Jesus had foretold the temple’s destruction and the end of traditional Jewish religion as they practiced it.
His prophecy was fulfilled 37 years after his death. (Luke 21:20-24; John 4:21-24; Awake. December 8, 1990. “Hanukkah—Is It a ‘Jewish Christmas'”?)
“In fact, neither can they die anymore, for they are like the angels, and they are God’s children by being children of the resurrection.”
While Jesus was asked about the earthly resurrection, his answer seems to apply to the heavenly resurrection, a new concept to his audience.
The earthly resurrection will be in the flesh, much like that of Lazarus or the little girl he rose from the dead. (Luke 8:53-55; John 12:9-11)
But here Jesus speaks of a spiritual resurrection, likening those resurrected to angels.
This begs the question: can angels not die?
In order to die, Jesus had to leave his angelic body and become a man.
When he was born again as a spirit, death no longer had power over him. (Rom. 6:9)
God’s Word never refers to angels as being immortal, the way faithful anointed servants hope to be. (1 Co. 15:53)
Nor does the Bible ever mention the death of an angel.
As my husband pointed out, it is only fallen angels, or rather, demons, who await God’s judgment. (2 Pet. 2:4; Jude 6)
I personally would like further insight into this topic, but it is clear angels who remain faithful to God cannot die.
“And the Twelve were with him, as were certain women who had been cured of wicked spirits and sicknesses: Mary who was called Magdalene, from whom seven demons had come out […].”
“As Jesus got out onto land, a demon-possessed man from the city met him. For a considerable time he had not worn clothing, and he was staying, not in a house, but among the tombs.”

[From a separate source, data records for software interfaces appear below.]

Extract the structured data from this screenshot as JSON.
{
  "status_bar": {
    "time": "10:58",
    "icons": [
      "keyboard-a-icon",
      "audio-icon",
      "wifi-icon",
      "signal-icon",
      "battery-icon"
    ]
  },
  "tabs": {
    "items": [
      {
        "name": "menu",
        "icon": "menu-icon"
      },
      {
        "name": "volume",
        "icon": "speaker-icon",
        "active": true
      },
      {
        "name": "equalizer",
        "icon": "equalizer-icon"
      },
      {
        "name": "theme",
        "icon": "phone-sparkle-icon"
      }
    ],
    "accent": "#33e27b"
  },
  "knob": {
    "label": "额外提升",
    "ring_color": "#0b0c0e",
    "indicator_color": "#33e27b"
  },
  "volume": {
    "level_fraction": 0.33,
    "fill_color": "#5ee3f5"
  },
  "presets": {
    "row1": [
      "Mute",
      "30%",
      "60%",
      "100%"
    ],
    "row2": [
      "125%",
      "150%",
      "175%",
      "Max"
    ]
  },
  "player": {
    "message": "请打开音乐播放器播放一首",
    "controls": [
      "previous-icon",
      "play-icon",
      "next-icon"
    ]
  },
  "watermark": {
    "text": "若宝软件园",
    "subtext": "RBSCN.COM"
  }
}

How does a person succumb to demon possession and why did it seem to be so commonplace in Jesus’ day?
“Insight On The Scriptures” defines it as “the captive control and influence of a person by an invisible wicked spirit.”
That influence may manifest itself physically, emotionally or mentally through the victim.
Luke’s account demonstrates that it is possible for a person to be possessed by more than one demon, and it is possible for a demon to possess an animal.
When a person opens a portal into the occult, be it by superstitious practices, trying to communicate with the dead, diabolic entertainment, or through witchcraft, he makes himself vulnerable to demon possession.
In the case of King Saul, a demon began to attack him when he became arrogant and defiant in his service to Jehovah and lost God’s holy spirit. (1 Sam. 15:10,11,22,23; 16:14-16,23; 18:10-12)
When Jesus walked the earth, many Jewish leaders in particular had strayed from true worship and their attitude was heavily influenced by demons. (John 8:44)
Modern Christians do not practice exorcism, which tends to combine rites and chants or a combination of words, as if a person could be liberated from demons through magic.
Rather, they put on “the complete suit of armor” of Christian lifestyle and outright reject evil practices. (Eph. 6:11-18; Jas. 4:7)
“Jesus rebuked the demon, and it came out of him, and the boy was cured from that hour.”
Does the Bible teach that illnesses are induced by demons?
While the boy in this story did exhibit symptoms of epilepsy, his sudden convulsions were actually being controlled by a demon. (Matt. 17:15)
Jesus’ disciples had Holy Spirit to cure the ill (Matt. 10:8)
The Bible differentiates between those who were ill and those who were demon-possessed. (Matt. 4:24)
Still, Jesus’ disciples could have expelled the demon from the boy’s body had they had sufficient faith. (Matt. 17:19,20)
In Bible history, there was someone who developed a disease as a result of a direct demonic attack.
But in the case of Job, he was being specifically targeted by Satan to try to prove points against Jehovah and against humankind. (Job 2:4-7)
It is not the standard in the Bible that illnesses or diseases are direct results of demon activity. (Rom. 5:12)
But regardless of the origin, God promises to do away with all suffering under Christ’s kingdom. (Isa. 33:24; Rev. 21:3,4)